Focal Point was the perfect spot for a quick visit on a sunny Feilding morning. Although the child-friendly elements are fairly limited at the moment, it would be easy to remedy this, by:

  • Installing a changing table in the loo;
  • Providing one or two high chairs (or putting them in a more prominent position, if there are some available already); and
  • Adding one or two child-oriented lunch options to the menu.

Feedback from Focal Point

After publishing this review it was wonderful to receive feedback from Megan at Focal Point, addressing the points I’d raised above! I can now confirm the following:
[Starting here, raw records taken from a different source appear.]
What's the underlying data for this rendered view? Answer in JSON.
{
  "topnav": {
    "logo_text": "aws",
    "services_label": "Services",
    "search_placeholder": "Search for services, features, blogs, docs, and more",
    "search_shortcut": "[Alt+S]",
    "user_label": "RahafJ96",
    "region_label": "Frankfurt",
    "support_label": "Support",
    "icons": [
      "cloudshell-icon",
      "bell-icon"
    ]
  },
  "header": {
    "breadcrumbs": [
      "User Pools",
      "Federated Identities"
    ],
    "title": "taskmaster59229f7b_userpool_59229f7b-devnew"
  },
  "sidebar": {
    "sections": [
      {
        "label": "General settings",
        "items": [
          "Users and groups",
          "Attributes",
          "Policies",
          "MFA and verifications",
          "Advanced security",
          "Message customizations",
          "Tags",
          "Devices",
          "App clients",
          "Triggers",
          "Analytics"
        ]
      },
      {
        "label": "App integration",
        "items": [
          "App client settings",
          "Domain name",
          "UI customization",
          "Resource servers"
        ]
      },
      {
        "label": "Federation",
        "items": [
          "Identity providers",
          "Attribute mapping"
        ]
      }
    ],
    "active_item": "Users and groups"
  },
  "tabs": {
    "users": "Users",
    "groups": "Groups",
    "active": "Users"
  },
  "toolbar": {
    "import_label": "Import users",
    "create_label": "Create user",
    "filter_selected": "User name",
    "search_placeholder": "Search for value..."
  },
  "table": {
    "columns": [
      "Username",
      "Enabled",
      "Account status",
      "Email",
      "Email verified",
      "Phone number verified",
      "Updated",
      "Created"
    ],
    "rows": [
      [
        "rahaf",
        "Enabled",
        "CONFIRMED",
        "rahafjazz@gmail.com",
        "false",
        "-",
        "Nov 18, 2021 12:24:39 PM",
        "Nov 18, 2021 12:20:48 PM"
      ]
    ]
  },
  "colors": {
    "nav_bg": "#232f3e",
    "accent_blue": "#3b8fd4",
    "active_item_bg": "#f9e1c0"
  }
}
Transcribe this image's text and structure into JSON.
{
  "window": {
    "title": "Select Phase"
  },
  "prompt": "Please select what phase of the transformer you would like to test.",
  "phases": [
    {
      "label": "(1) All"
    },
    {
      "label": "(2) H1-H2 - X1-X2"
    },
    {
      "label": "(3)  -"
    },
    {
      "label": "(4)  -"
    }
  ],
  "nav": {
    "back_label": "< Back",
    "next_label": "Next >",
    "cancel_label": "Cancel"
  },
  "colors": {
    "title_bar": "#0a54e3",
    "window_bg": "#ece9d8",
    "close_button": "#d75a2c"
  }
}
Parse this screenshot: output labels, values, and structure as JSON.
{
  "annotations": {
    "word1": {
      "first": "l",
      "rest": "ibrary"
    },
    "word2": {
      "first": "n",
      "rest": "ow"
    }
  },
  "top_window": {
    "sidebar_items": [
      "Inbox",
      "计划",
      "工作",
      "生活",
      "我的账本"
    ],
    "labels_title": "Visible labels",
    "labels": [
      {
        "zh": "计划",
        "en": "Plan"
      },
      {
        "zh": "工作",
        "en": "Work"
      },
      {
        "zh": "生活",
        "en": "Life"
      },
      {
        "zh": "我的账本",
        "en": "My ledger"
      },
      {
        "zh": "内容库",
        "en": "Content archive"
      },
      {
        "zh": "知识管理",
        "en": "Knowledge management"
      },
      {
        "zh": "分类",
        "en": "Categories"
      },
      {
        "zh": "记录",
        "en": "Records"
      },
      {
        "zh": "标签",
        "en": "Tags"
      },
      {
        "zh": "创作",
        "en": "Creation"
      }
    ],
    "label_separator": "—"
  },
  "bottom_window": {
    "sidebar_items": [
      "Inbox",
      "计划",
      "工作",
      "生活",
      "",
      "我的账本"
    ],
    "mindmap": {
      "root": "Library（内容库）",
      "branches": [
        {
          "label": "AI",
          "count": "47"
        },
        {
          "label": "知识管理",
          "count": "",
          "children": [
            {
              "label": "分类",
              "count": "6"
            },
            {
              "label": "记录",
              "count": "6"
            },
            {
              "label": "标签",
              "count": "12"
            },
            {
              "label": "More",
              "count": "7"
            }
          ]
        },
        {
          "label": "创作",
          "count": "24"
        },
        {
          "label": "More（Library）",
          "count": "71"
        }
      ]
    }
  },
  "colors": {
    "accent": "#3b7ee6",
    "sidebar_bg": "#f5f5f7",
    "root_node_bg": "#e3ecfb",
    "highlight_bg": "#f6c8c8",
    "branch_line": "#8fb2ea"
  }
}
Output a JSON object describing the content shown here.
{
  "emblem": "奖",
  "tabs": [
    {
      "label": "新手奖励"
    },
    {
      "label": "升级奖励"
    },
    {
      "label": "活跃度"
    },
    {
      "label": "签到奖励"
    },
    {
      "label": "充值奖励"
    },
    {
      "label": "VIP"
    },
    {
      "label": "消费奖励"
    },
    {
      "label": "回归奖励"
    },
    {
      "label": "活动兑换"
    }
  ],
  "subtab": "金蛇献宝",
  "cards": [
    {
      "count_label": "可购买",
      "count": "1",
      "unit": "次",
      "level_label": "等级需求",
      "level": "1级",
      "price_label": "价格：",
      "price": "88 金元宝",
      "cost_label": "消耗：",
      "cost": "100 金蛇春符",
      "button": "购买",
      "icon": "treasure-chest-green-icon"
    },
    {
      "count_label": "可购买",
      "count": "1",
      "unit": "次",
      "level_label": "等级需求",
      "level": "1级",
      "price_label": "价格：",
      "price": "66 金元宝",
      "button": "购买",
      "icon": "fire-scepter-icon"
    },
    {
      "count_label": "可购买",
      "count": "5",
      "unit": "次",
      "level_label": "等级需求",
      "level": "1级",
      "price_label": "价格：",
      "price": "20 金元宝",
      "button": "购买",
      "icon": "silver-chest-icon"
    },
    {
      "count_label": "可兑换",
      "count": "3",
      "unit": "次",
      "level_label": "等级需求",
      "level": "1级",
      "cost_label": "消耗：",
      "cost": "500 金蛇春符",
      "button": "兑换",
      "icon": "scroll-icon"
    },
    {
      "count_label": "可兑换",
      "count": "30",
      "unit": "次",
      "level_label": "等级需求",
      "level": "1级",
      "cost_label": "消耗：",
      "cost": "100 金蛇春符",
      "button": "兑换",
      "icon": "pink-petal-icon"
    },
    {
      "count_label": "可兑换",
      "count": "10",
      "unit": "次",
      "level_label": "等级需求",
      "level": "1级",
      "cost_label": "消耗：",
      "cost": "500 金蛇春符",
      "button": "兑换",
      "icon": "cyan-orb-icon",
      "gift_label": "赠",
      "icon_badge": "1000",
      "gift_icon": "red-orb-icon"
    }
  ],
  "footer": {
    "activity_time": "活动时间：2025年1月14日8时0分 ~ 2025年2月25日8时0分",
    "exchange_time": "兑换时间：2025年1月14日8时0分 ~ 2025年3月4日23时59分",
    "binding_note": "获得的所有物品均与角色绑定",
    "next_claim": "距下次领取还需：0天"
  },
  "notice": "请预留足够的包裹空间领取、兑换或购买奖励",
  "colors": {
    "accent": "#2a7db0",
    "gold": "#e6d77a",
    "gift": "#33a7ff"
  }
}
  • There is a changing table available: just ask one of the friendly staff members for help to access it as required;
  • Those strap-in cushion-based booster seats I mentioned earlier in the review serve as a substitute to high chairs, and work well for even the wriggliest of babies (and we did use similar strap-in seats for our kids when they were big babies/young toddlers, so I can vouch for this approach); and
  • There is a separate children’s menu – again, just ask the staff members for help!